### Prompt
Scan the entries below. Return every line that includes "name".

### Excerpted data
....
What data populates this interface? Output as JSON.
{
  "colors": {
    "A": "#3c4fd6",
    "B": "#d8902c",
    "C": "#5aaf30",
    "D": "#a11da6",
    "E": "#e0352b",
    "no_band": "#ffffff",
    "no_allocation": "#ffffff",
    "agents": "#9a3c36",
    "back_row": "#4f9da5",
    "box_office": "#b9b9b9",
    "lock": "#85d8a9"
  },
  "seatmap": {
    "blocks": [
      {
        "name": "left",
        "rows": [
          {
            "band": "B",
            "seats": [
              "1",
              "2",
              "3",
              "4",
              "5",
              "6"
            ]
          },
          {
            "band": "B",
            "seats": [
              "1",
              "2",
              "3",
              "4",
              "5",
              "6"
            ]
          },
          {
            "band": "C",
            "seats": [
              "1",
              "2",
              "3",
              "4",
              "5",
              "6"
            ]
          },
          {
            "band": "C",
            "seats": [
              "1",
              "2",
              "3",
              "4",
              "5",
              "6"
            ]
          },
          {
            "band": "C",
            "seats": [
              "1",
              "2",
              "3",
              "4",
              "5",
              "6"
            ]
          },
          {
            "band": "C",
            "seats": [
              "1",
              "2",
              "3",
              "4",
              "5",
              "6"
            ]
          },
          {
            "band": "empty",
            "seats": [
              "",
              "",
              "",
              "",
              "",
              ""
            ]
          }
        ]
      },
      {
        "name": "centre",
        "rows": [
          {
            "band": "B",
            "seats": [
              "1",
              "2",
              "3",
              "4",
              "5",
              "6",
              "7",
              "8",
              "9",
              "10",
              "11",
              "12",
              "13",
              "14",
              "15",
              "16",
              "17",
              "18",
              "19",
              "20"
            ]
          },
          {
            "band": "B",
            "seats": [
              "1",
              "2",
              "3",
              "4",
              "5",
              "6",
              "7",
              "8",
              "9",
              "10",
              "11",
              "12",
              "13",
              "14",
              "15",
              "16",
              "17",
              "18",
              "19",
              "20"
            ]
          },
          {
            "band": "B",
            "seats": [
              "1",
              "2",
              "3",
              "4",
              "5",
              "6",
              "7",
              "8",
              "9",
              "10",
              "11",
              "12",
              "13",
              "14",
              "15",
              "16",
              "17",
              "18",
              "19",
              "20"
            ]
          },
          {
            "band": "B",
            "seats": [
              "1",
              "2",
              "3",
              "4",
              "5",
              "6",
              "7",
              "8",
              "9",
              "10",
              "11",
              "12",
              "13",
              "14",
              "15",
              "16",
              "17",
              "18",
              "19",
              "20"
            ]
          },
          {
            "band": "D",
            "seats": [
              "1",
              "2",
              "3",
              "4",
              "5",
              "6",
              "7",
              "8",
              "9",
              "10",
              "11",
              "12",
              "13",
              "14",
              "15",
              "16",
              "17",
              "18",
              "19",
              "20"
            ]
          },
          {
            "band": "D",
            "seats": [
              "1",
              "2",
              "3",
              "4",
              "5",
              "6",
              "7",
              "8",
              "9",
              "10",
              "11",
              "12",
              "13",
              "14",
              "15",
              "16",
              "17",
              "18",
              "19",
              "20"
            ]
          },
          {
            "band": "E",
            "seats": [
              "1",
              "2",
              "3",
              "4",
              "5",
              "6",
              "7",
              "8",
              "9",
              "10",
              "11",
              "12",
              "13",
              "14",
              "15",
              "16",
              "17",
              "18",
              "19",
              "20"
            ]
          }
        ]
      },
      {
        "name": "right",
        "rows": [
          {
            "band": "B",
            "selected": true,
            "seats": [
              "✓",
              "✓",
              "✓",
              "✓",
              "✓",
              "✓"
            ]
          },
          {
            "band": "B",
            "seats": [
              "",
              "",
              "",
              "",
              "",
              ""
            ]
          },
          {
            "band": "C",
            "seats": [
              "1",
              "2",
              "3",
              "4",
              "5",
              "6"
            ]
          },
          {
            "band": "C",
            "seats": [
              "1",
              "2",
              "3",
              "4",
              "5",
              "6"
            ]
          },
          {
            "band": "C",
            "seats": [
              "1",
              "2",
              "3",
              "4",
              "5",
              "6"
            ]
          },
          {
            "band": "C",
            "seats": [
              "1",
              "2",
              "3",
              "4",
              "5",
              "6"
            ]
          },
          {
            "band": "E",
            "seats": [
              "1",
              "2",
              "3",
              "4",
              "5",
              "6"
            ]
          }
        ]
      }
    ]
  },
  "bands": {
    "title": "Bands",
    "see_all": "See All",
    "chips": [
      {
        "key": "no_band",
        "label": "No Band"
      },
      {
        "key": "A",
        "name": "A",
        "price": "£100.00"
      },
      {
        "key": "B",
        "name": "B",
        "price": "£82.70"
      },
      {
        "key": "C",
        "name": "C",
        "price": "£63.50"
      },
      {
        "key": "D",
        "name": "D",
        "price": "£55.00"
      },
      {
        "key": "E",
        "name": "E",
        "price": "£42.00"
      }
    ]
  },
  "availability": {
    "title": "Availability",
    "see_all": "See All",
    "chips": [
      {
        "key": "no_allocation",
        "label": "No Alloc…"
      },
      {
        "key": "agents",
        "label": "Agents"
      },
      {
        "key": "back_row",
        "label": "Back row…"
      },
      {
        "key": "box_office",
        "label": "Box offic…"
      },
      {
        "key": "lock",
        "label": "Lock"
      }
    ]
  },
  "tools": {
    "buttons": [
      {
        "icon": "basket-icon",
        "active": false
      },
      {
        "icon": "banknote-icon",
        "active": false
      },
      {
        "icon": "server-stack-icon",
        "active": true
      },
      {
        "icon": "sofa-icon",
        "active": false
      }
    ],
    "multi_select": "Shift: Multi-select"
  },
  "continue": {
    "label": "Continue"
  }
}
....
### Response to this exercise
        "name": "left",
        "name": "centre",
        "name": "right",
        "name": "A",
        "name": "B",
        "name": "C",
        "name": "D",
        "name": "E",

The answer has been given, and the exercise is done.